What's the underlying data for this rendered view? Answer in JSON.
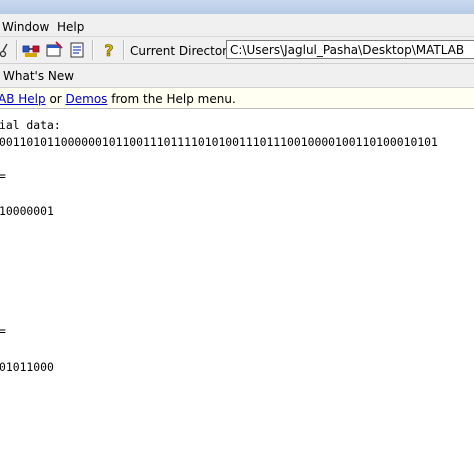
{
  "menu": {
    "items": [
      "Window",
      "Help"
    ]
  },
  "toolbar": {
    "current_directory_label": "Current Directory:",
    "current_directory_value": "C:\\Users\\Jaglul_Pasha\\Desktop\\MATLAB",
    "icons": [
      "scissors-icon",
      "simulink-icon",
      "guide-icon",
      "profiler-icon",
      "help-icon"
    ]
  },
  "shortcuts": {
    "whats_new": "What's New"
  },
  "help_line": {
    "link1": "AB Help",
    "text1": " or ",
    "link2": "Demos",
    "text2": " from the Help menu."
  },
  "command_window": {
    "lines": [
      "ial data:",
      "0011010110000001011001110111101010011101110010000100110100010101",
      "=",
      "10000001",
      "=",
      "01011000"
    ]
  }
}
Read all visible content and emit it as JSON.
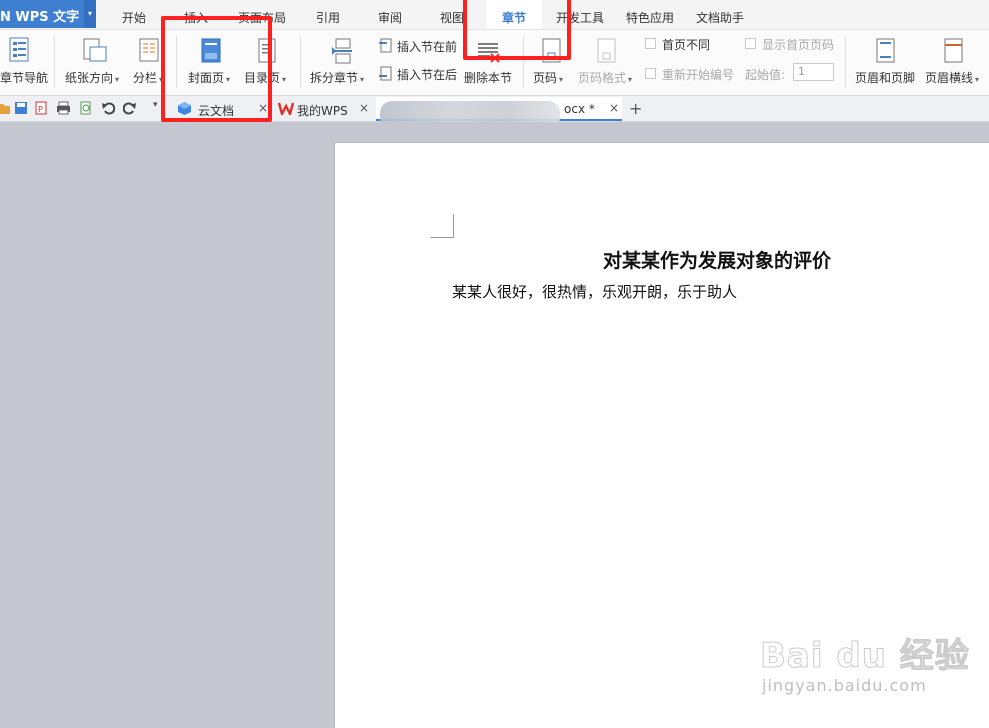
{
  "app": {
    "name": "N WPS 文字",
    "dropdown": "▾"
  },
  "menu": {
    "tabs": [
      {
        "label": "开始"
      },
      {
        "label": "插入"
      },
      {
        "label": "页面布局"
      },
      {
        "label": "引用"
      },
      {
        "label": "审阅"
      },
      {
        "label": "视图"
      },
      {
        "label": "章节",
        "active": true
      },
      {
        "label": "开发工具"
      },
      {
        "label": "特色应用"
      },
      {
        "label": "文档助手"
      }
    ]
  },
  "ribbon": {
    "chapter_nav": "章节导航",
    "paper_direction": "纸张方向",
    "columns": "分栏",
    "cover_page": "封面页",
    "toc_page": "目录页",
    "split_section": "拆分章节",
    "insert_section_before": "插入节在前",
    "insert_section_after": "插入节在后",
    "delete_section": "删除本节",
    "page_number": "页码",
    "page_number_format": "页码格式",
    "first_page_different": "首页不同",
    "show_first_page_number": "显示首页页码",
    "restart_numbering": "重新开始编号",
    "start_value_label": "起始值:",
    "start_value": "1",
    "header_footer": "页眉和页脚",
    "header_line": "页眉横线"
  },
  "doc_tabs": [
    {
      "label": "云文档"
    },
    {
      "label": "我的WPS"
    },
    {
      "label": "ocx *",
      "active": true
    }
  ],
  "document": {
    "title": "对某某作为发展对象的评价",
    "body": "某某人很好，很热情，乐观开朗，乐于助人"
  },
  "watermark": {
    "logo": "Bai du 经验",
    "url": "jingyan.baidu.com"
  },
  "colors": {
    "accent": "#3f7fd2",
    "highlight": "#ff2020",
    "workspace": "#c4c7cf"
  }
}
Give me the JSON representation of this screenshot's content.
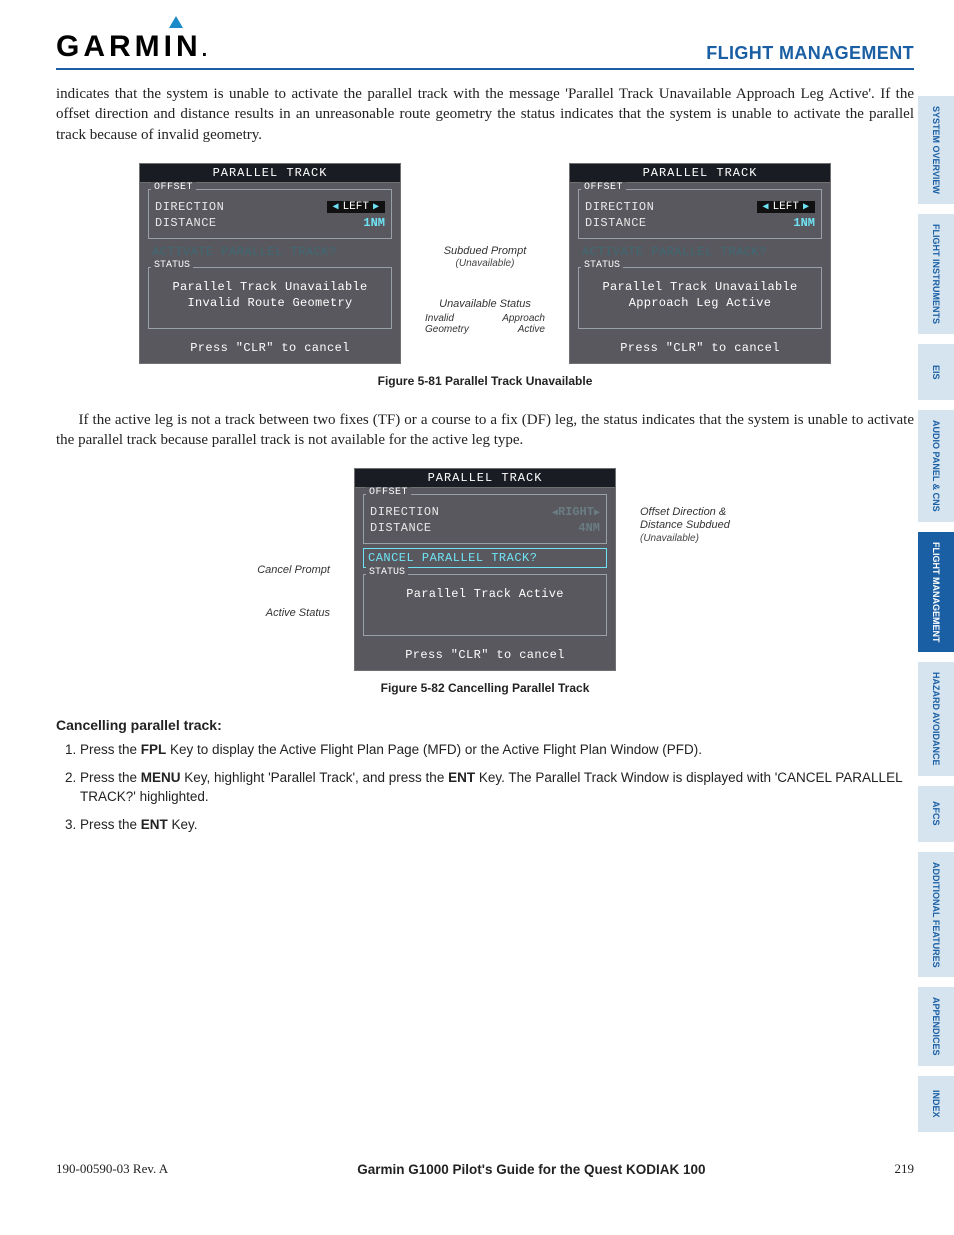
{
  "header": {
    "brand": "GARMIN",
    "section_title": "FLIGHT MANAGEMENT"
  },
  "paragraphs": {
    "p1": "indicates that the system is unable to activate the parallel track with the message 'Parallel Track Unavailable Approach Leg Active'.  If the offset direction and distance results in an unreasonable route geometry the status indicates that the system is unable to activate the parallel track because of invalid geometry.",
    "p2": "If the active leg is not a track between two fixes (TF) or a course to a fix (DF) leg, the status indicates that the system is unable to activate the parallel track because parallel track is not available for the active leg type."
  },
  "figure81": {
    "caption": "Figure 5-81  Parallel Track Unavailable",
    "panel_left": {
      "title": "PARALLEL TRACK",
      "group_label": "OFFSET",
      "direction_label": "DIRECTION",
      "direction_value": "LEFT",
      "distance_label": "DISTANCE",
      "distance_value": "1NM",
      "prompt": "ACTIVATE PARALLEL TRACK?",
      "status_label": "STATUS",
      "status_line1": "Parallel Track Unavailable",
      "status_line2": "Invalid Route Geometry",
      "footer": "Press \"CLR\" to cancel"
    },
    "panel_right": {
      "title": "PARALLEL TRACK",
      "group_label": "OFFSET",
      "direction_label": "DIRECTION",
      "direction_value": "LEFT",
      "distance_label": "DISTANCE",
      "distance_value": "1NM",
      "prompt": "ACTIVATE PARALLEL TRACK?",
      "status_label": "STATUS",
      "status_line1": "Parallel Track Unavailable",
      "status_line2": "Approach Leg Active",
      "footer": "Press \"CLR\" to cancel"
    },
    "annot": {
      "subdued_prompt": "Subdued Prompt",
      "subdued_prompt_note": "(Unavailable)",
      "unavailable_status": "Unavailable Status",
      "invalid_geometry": "Invalid\nGeometry",
      "approach_active": "Approach\nActive"
    }
  },
  "figure82": {
    "caption": "Figure 5-82  Cancelling Parallel Track",
    "panel": {
      "title": "PARALLEL TRACK",
      "group_label": "OFFSET",
      "direction_label": "DIRECTION",
      "direction_value": "RIGHT",
      "distance_label": "DISTANCE",
      "distance_value": "4NM",
      "prompt": "CANCEL PARALLEL TRACK?",
      "status_label": "STATUS",
      "status_line1": "Parallel Track Active",
      "footer": "Press \"CLR\" to cancel"
    },
    "annot": {
      "offset_subdued": "Offset Direction & Distance Subdued",
      "offset_subdued_note": "(Unavailable)",
      "cancel_prompt": "Cancel Prompt",
      "active_status": "Active Status"
    }
  },
  "procedure": {
    "heading": "Cancelling parallel track:",
    "steps": [
      "Press the FPL Key to display the Active Flight Plan Page (MFD) or the Active Flight Plan Window (PFD).",
      "Press the MENU Key, highlight 'Parallel Track', and press the ENT Key.  The Parallel Track Window is displayed with 'CANCEL PARALLEL TRACK?' highlighted.",
      "Press the ENT Key."
    ]
  },
  "tabs": [
    "SYSTEM OVERVIEW",
    "FLIGHT INSTRUMENTS",
    "EIS",
    "AUDIO PANEL & CNS",
    "FLIGHT MANAGEMENT",
    "HAZARD AVOIDANCE",
    "AFCS",
    "ADDITIONAL FEATURES",
    "APPENDICES",
    "INDEX"
  ],
  "active_tab_index": 4,
  "footer": {
    "left": "190-00590-03  Rev. A",
    "center": "Garmin G1000 Pilot's Guide for the Quest KODIAK 100",
    "right": "219"
  }
}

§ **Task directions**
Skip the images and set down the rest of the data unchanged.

§ **Answer for the task**
What's the underlying data for this rendered view? Answer in JSON.
{
  "menu": {
    "items": [
      "Window",
      "Help"
    ]
  },
  "toolbar": {
    "current_directory_label": "Current Directory:",
    "current_directory_value": "C:\\Users\\Jaglul_Pasha\\Desktop\\MATLAB",
    "icons": [
      "scissors-icon",
      "simulink-icon",
      "guide-icon",
      "profiler-icon",
      "help-icon"
    ]
  },
  "shortcuts": {
    "whats_new": "What's New"
  },
  "help_line": {
    "link1": "AB Help",
    "text1": " or ",
    "link2": "Demos",
    "text2": " from the Help menu."
  },
  "command_window": {
    "lines": [
      "ial data:",
      "0011010110000001011001110111101010011101110010000100110100010101",
      "=",
      "10000001",
      "=",
      "01011000"
    ]
  }
}
Read all visible content and emit it as JSON.
{
  "app": {
    "name": "N WPS 文字",
    "dropdown": "▾"
  },
  "menu": {
    "tabs": [
      {
        "label": "开始"
      },
      {
        "label": "插入"
      },
      {
        "label": "页面布局"
      },
      {
        "label": "引用"
      },
      {
        "label": "审阅"
      },
      {
        "label": "视图"
      },
      {
        "label": "章节",
        "active": true
      },
      {
        "label": "开发工具"
      },
      {
        "label": "特色应用"
      },
      {
        "label": "文档助手"
      }
    ]
  },
  "ribbon": {
    "chapter_nav": "章节导航",
    "paper_direction": "纸张方向",
    "columns": "分栏",
    "cover_page": "封面页",
    "toc_page": "目录页",
    "split_section": "拆分章节",
    "insert_section_before": "插入节在前",
    "insert_section_after": "插入节在后",
    "delete_section": "删除本节",
    "page_number": "页码",
    "page_number_format": "页码格式",
    "first_page_different": "首页不同",
    "show_first_page_number": "显示首页页码",
    "restart_numbering": "重新开始编号",
    "start_value_label": "起始值:",
    "start_value": "1",
    "header_footer": "页眉和页脚",
    "header_line": "页眉横线"
  },
  "doc_tabs": [
    {
      "label": "云文档"
    },
    {
      "label": "我的WPS"
    },
    {
      "label": "ocx *",
      "active": true
    }
  ],
  "document": {
    "title": "对某某作为发展对象的评价",
    "body": "某某人很好，很热情，乐观开朗，乐于助人"
  },
  "watermark": {
    "logo": "Bai du 经验",
    "url": "jingyan.baidu.com"
  },
  "colors": {
    "accent": "#3f7fd2",
    "highlight": "#ff2020",
    "workspace": "#c4c7cf"
  }
}
Give me the JSON representation of this screenshot's content.
{
  "header": {
    "brand": "GARMIN",
    "section_title": "FLIGHT MANAGEMENT"
  },
  "paragraphs": {
    "p1": "indicates that the system is unable to activate the parallel track with the message 'Parallel Track Unavailable Approach Leg Active'.  If the offset direction and distance results in an unreasonable route geometry the status indicates that the system is unable to activate the parallel track because of invalid geometry.",
    "p2": "If the active leg is not a track between two fixes (TF) or a course to a fix (DF) leg, the status indicates that the system is unable to activate the parallel track because parallel track is not available for the active leg type."
  },
  "figure81": {
    "caption": "Figure 5-81  Parallel Track Unavailable",
    "panel_left": {
      "title": "PARALLEL TRACK",
      "group_label": "OFFSET",
      "direction_label": "DIRECTION",
      "direction_value": "LEFT",
      "distance_label": "DISTANCE",
      "distance_value": "1NM",
      "prompt": "ACTIVATE PARALLEL TRACK?",
      "status_label": "STATUS",
      "status_line1": "Parallel Track Unavailable",
      "status_line2": "Invalid Route Geometry",
      "footer": "Press \"CLR\" to cancel"
    },
    "panel_right": {
      "title": "PARALLEL TRACK",
      "group_label": "OFFSET",
      "direction_label": "DIRECTION",
      "direction_value": "LEFT",
      "distance_label": "DISTANCE",
      "distance_value": "1NM",
      "prompt": "ACTIVATE PARALLEL TRACK?",
      "status_label": "STATUS",
      "status_line1": "Parallel Track Unavailable",
      "status_line2": "Approach Leg Active",
      "footer": "Press \"CLR\" to cancel"
    },
    "annot": {
      "subdued_prompt": "Subdued Prompt",
      "subdued_prompt_note": "(Unavailable)",
      "unavailable_status": "Unavailable Status",
      "invalid_geometry": "Invalid\nGeometry",
      "approach_active": "Approach\nActive"
    }
  },
  "figure82": {
    "caption": "Figure 5-82  Cancelling Parallel Track",
    "panel": {
      "title": "PARALLEL TRACK",
      "group_label": "OFFSET",
      "direction_label": "DIRECTION",
      "direction_value": "RIGHT",
      "distance_label": "DISTANCE",
      "distance_value": "4NM",
      "prompt": "CANCEL PARALLEL TRACK?",
      "status_label": "STATUS",
      "status_line1": "Parallel Track Active",
      "footer": "Press \"CLR\" to cancel"
    },
    "annot": {
      "offset_subdued": "Offset Direction & Distance Subdued",
      "offset_subdued_note": "(Unavailable)",
      "cancel_prompt": "Cancel Prompt",
      "active_status": "Active Status"
    }
  },
  "procedure": {
    "heading": "Cancelling parallel track:",
    "steps": [
      "Press the FPL Key to display the Active Flight Plan Page (MFD) or the Active Flight Plan Window (PFD).",
      "Press the MENU Key, highlight 'Parallel Track', and press the ENT Key.  The Parallel Track Window is displayed with 'CANCEL PARALLEL TRACK?' highlighted.",
      "Press the ENT Key."
    ]
  },
  "tabs": [
    "SYSTEM OVERVIEW",
    "FLIGHT INSTRUMENTS",
    "EIS",
    "AUDIO PANEL & CNS",
    "FLIGHT MANAGEMENT",
    "HAZARD AVOIDANCE",
    "AFCS",
    "ADDITIONAL FEATURES",
    "APPENDICES",
    "INDEX"
  ],
  "active_tab_index": 4,
  "footer": {
    "left": "190-00590-03  Rev. A",
    "center": "Garmin G1000 Pilot's Guide for the Quest KODIAK 100",
    "right": "219"
  }
}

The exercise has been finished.